Monday, July 30, 2012
Job Hunting In Argentina When You're An Expat
It's been a month and a half since we moved to Cordoba, Argentina, and we assumed finding a job would be a breeze. But blame me. Back when I was still in New York, I e-mailed my mom and asked her if finding work in Argentina would be easy. She said "yes, absolutely," and I believed her. I'm sure she didn't mean any harm. But the damage was done. I was here, and finding work was going to be a challenge.
So here are a few things I learned about looking for work in Argentina that you should know before moving down here.
Age Requirement Age is a major factor here. If you're 30 or older, you may encounter some problems landing a job. Most job posts I've seen won't hire anyone over 26. Gender Argentine businesses reserve the right to discriminate job candidates based on gender. I was shocked to learn this. In the States, I would have sued the heck out of a company for placing an ad that said looking for female applicants only.
It´s Not Who You Are. It's Who You Know It's not always about your work experience or degree. It's about your connections. If you have friends or family in Argentina who are well placed in stable businesses, your chances of getting your foot in the door increases exponentially.
Jobs Look For
The most secure jobs in Argentina are in the financial industry. Citibank and HSBC Bank are some of the best options. Unfortunately, they are not currently hiring as of this post.
Computer programming or computer repair are also great career options.
Teaching English In Argentina
Locals tend to hog all the English teaching jobs at the public university, at least in Cordoba they do, but according to some of the people I spoke with, they're not very good at their jobs. Your best bet is to try applying for work at a private language school, or offer private classes. The latter is a good, albeit temporary solution, but in the long run, it won't help pay the bills.
Familiarize Yourself With Argentine Castilian: I highly recommend that you get a good working knowledge of Argentine Castilian. Don't assume that your basic knowledge of Spanish learned from the States will help you. Okay, so you might get by with it, but there are some differences that you need to be aware of. For example, in the States, Latinos used the word coor cowhich means to grab, but in Argentina, it's a profane way of saying to fornicate.

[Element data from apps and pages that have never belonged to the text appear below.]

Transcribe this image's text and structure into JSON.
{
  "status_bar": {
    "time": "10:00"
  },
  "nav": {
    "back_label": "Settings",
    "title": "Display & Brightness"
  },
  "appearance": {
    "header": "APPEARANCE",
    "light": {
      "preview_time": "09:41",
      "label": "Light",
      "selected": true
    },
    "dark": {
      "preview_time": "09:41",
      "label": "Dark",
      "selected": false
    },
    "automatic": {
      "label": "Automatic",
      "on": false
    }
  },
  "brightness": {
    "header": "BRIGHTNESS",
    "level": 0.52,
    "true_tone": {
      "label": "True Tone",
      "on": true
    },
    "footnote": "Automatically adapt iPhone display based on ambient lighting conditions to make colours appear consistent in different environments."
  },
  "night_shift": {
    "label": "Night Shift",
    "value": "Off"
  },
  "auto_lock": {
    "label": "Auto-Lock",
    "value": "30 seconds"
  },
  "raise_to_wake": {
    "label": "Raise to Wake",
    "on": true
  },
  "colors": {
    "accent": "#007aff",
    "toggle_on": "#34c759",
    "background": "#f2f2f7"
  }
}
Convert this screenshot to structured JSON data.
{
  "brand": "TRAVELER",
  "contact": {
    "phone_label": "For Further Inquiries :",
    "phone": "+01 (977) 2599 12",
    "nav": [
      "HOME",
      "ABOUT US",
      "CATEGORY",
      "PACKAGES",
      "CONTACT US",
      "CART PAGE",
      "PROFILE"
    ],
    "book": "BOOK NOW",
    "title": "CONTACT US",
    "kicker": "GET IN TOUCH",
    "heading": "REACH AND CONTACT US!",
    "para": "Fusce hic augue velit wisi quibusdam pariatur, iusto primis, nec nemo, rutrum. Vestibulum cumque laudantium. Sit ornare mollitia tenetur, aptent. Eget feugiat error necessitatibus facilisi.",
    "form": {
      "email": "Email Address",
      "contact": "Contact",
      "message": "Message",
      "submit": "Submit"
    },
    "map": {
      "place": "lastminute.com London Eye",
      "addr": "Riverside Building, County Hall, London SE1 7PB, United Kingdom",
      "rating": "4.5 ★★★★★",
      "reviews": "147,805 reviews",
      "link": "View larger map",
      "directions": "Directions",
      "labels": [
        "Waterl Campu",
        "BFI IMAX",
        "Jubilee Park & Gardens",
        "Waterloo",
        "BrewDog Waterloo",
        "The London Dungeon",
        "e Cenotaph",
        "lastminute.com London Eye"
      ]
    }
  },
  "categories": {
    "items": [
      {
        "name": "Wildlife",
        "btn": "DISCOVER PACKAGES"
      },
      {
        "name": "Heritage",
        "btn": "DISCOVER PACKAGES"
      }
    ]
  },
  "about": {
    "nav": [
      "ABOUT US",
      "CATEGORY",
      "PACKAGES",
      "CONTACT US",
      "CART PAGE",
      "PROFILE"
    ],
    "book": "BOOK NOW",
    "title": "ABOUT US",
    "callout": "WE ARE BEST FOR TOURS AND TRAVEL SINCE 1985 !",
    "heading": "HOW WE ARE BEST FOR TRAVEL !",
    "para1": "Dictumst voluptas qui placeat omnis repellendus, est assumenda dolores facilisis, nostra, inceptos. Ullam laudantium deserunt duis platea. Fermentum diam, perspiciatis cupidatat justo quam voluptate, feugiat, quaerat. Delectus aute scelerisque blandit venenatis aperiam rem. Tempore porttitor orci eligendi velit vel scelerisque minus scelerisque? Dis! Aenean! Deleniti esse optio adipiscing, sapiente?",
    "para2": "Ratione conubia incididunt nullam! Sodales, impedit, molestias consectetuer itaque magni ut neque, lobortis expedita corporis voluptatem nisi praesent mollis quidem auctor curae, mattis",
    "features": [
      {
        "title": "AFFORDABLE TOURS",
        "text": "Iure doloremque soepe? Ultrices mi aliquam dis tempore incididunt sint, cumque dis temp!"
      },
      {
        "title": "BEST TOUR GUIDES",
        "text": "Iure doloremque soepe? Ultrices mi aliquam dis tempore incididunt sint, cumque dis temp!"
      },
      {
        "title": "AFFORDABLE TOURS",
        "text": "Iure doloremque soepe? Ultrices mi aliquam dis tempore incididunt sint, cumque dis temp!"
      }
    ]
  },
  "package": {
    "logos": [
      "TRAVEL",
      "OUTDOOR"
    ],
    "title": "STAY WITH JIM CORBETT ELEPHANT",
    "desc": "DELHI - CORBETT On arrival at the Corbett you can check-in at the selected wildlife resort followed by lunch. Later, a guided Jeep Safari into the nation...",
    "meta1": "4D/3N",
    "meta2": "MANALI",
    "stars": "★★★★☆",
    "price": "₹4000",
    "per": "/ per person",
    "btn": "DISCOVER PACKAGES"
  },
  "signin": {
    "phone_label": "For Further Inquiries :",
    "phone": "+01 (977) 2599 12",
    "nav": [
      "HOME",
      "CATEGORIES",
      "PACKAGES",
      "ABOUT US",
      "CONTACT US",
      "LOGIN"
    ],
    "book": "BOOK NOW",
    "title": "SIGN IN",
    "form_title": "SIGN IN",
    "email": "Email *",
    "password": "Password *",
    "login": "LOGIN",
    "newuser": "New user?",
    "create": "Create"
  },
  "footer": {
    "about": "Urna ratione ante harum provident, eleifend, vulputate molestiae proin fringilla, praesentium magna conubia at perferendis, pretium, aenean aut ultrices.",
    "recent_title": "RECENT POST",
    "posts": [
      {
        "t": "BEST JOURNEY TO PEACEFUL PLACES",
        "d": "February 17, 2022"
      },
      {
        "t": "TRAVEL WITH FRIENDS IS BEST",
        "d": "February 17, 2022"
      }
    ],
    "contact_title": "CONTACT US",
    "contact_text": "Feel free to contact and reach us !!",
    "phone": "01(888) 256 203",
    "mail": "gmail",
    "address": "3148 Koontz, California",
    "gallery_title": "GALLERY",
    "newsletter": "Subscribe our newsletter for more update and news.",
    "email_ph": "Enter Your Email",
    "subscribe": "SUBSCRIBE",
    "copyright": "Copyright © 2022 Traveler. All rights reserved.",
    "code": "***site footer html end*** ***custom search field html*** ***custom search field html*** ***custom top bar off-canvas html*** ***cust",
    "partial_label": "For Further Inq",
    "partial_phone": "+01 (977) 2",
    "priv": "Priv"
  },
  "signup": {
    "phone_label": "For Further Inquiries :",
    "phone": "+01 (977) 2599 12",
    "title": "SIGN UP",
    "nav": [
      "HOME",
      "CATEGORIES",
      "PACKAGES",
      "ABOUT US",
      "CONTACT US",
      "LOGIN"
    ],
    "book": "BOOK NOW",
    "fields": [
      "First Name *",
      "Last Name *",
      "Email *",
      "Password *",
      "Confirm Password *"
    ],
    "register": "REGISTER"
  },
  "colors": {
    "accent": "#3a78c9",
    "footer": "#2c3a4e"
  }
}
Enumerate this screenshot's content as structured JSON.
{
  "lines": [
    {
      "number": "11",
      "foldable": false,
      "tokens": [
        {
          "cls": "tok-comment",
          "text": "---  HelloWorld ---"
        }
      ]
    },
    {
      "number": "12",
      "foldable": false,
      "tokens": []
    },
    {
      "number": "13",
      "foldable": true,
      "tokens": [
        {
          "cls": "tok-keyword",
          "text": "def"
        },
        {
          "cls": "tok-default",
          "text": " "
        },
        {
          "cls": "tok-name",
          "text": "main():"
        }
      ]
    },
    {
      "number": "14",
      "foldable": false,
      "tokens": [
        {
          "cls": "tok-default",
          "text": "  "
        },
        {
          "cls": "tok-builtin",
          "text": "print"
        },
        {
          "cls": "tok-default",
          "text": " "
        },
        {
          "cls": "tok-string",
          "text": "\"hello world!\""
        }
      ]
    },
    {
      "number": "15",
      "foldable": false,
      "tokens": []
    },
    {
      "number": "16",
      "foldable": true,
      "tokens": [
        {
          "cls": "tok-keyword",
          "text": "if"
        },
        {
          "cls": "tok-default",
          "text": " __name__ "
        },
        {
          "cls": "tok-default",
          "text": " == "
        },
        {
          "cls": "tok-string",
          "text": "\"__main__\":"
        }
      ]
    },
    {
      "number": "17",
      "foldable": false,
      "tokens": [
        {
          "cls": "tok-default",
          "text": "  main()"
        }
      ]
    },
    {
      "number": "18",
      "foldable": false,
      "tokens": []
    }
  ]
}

So, you need to be aware of these differences that might not seem significant, but can cause a huge understanding at work.
Keep in mind that all computer programs, like Excel and Word, are in Spanish. The command functions for spreadsheet formulas are in Spanish as well, so you should familiarize yourself with this ahead of time or you might run into some trouble if you're working in the clerical field.
Apostilles Make sure your high school diploma, college diplomas, and transcripts have apostilles and are notarized. Some jobs may require that you present these things.
Job Outlook The Argentines I've spoken to so far have a very grim view of the job outlook. So, I strongly urge you to save some money before coming here. You will need it to stay afloat until you land a job. You can also use your financial nest egg to book a ticket back home, which is something I wish I'd considered before blowing all my money on stuff for my home. My advice would be to secure a job before arriving in Argentina. I´ve heard of an expat from Italy who came here, but couldn’t find a job. Eventually he ran out of money and now, he can’t afford to return home. Don’t let that happen to you. It’s a nightmare. I just hope that the job outlook improves soon.
at 9:01 PM